*Required action*
Write out the data exactly, every line included.

[App and web page records]
◇ ◇ ◇ ◇
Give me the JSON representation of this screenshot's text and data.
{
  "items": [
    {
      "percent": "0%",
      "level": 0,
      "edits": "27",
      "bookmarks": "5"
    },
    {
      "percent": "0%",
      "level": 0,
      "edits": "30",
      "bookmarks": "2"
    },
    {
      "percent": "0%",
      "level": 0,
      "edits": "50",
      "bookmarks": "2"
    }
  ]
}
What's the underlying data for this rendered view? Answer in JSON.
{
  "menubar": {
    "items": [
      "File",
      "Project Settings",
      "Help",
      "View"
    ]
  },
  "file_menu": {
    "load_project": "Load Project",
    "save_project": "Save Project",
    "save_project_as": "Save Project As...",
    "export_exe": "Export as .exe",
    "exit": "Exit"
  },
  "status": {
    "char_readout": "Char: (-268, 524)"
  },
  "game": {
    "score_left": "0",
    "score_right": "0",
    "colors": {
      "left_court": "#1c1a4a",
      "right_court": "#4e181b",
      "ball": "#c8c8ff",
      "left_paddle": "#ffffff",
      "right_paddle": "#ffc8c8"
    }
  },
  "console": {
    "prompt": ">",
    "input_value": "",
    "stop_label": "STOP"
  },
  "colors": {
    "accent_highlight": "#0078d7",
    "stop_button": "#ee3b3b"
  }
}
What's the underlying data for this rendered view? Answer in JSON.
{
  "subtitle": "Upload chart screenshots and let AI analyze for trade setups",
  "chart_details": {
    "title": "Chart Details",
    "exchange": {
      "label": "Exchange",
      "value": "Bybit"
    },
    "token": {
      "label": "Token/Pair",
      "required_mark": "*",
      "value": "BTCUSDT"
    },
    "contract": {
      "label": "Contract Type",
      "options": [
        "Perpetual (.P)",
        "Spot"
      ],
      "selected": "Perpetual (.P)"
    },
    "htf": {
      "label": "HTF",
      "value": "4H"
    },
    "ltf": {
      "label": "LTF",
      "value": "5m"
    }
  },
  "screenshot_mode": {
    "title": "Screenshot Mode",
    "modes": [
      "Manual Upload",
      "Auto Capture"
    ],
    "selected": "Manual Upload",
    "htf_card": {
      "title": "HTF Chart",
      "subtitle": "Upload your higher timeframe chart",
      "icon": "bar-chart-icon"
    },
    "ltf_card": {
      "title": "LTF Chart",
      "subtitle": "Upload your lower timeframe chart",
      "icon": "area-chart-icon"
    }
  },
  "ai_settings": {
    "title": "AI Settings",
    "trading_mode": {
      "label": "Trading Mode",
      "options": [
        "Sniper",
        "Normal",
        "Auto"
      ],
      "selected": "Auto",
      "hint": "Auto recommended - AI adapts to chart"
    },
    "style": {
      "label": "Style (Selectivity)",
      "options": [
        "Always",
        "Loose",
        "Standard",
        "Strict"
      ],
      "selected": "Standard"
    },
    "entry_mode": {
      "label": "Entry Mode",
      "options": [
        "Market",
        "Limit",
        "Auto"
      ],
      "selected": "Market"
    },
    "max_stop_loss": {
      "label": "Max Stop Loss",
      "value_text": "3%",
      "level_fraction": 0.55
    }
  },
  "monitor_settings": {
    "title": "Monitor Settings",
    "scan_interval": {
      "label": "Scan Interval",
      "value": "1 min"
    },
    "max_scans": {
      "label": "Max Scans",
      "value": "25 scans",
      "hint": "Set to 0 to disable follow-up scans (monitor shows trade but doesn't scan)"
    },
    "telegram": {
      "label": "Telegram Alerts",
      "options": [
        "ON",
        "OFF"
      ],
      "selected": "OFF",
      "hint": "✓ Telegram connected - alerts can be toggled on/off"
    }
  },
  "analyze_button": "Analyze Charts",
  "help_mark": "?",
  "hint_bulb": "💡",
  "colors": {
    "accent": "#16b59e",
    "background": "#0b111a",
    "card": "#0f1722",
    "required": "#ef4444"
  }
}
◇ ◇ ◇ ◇
*Result of the task*
Give me the JSON representation of this screenshot's text and data.
{
  "items": [
    {
      "percent": "0%",
      "level": 0,
      "edits": "27",
      "bookmarks": "5"
    },
    {
      "percent": "0%",
      "level": 0,
      "edits": "30",
      "bookmarks": "2"
    },
    {
      "percent": "0%",
      "level": 0,
      "edits": "50",
      "bookmarks": "2"
    }
  ]
}
What's the underlying data for this rendered view? Answer in JSON.
{
  "menubar": {
    "items": [
      "File",
      "Project Settings",
      "Help",
      "View"
    ]
  },
  "file_menu": {
    "load_project": "Load Project",
    "save_project": "Save Project",
    "save_project_as": "Save Project As...",
    "export_exe": "Export as .exe",
    "exit": "Exit"
  },
  "status": {
    "char_readout": "Char: (-268, 524)"
  },
  "game": {
    "score_left": "0",
    "score_right": "0",
    "colors": {
      "left_court": "#1c1a4a",
      "right_court": "#4e181b",
      "ball": "#c8c8ff",
      "left_paddle": "#ffffff",
      "right_paddle": "#ffc8c8"
    }
  },
  "console": {
    "prompt": ">",
    "input_value": "",
    "stop_label": "STOP"
  },
  "colors": {
    "accent_highlight": "#0078d7",
    "stop_button": "#ee3b3b"
  }
}
What's the underlying data for this rendered view? Answer in JSON.
{
  "subtitle": "Upload chart screenshots and let AI analyze for trade setups",
  "chart_details": {
    "title": "Chart Details",
    "exchange": {
      "label": "Exchange",
      "value": "Bybit"
    },
    "token": {
      "label": "Token/Pair",
      "required_mark": "*",
      "value": "BTCUSDT"
    },
    "contract": {
      "label": "Contract Type",
      "options": [
        "Perpetual (.P)",
        "Spot"
      ],
      "selected": "Perpetual (.P)"
    },
    "htf": {
      "label": "HTF",
      "value": "4H"
    },
    "ltf": {
      "label": "LTF",
      "value": "5m"
    }
  },
  "screenshot_mode": {
    "title": "Screenshot Mode",
    "modes": [
      "Manual Upload",
      "Auto Capture"
    ],
    "selected": "Manual Upload",
    "htf_card": {
      "title": "HTF Chart",
      "subtitle": "Upload your higher timeframe chart",
      "icon": "bar-chart-icon"
    },
    "ltf_card": {
      "title": "LTF Chart",
      "subtitle": "Upload your lower timeframe chart",
      "icon": "area-chart-icon"
    }
  },
  "ai_settings": {
    "title": "AI Settings",
    "trading_mode": {
      "label": "Trading Mode",
      "options": [
        "Sniper",
        "Normal",
        "Auto"
      ],
      "selected": "Auto",
      "hint": "Auto recommended - AI adapts to chart"
    },
    "style": {
      "label": "Style (Selectivity)",
      "options": [
        "Always",
        "Loose",
        "Standard",
        "Strict"
      ],
      "selected": "Standard"
    },
    "entry_mode": {
      "label": "Entry Mode",
      "options": [
        "Market",
        "Limit",
        "Auto"
      ],
      "selected": "Market"
    },
    "max_stop_loss": {
      "label": "Max Stop Loss",
      "value_text": "3%",
      "level_fraction": 0.55
    }
  },
  "monitor_settings": {
    "title": "Monitor Settings",
    "scan_interval": {
      "label": "Scan Interval",
      "value": "1 min"
    },
    "max_scans": {
      "label": "Max Scans",
      "value": "25 scans",
      "hint": "Set to 0 to disable follow-up scans (monitor shows trade but doesn't scan)"
    },
    "telegram": {
      "label": "Telegram Alerts",
      "options": [
        "ON",
        "OFF"
      ],
      "selected": "OFF",
      "hint": "✓ Telegram connected - alerts can be toggled on/off"
    }
  },
  "analyze_button": "Analyze Charts",
  "help_mark": "?",
  "hint_bulb": "💡",
  "colors": {
    "accent": "#16b59e",
    "background": "#0b111a",
    "card": "#0f1722",
    "required": "#ef4444"
  }
}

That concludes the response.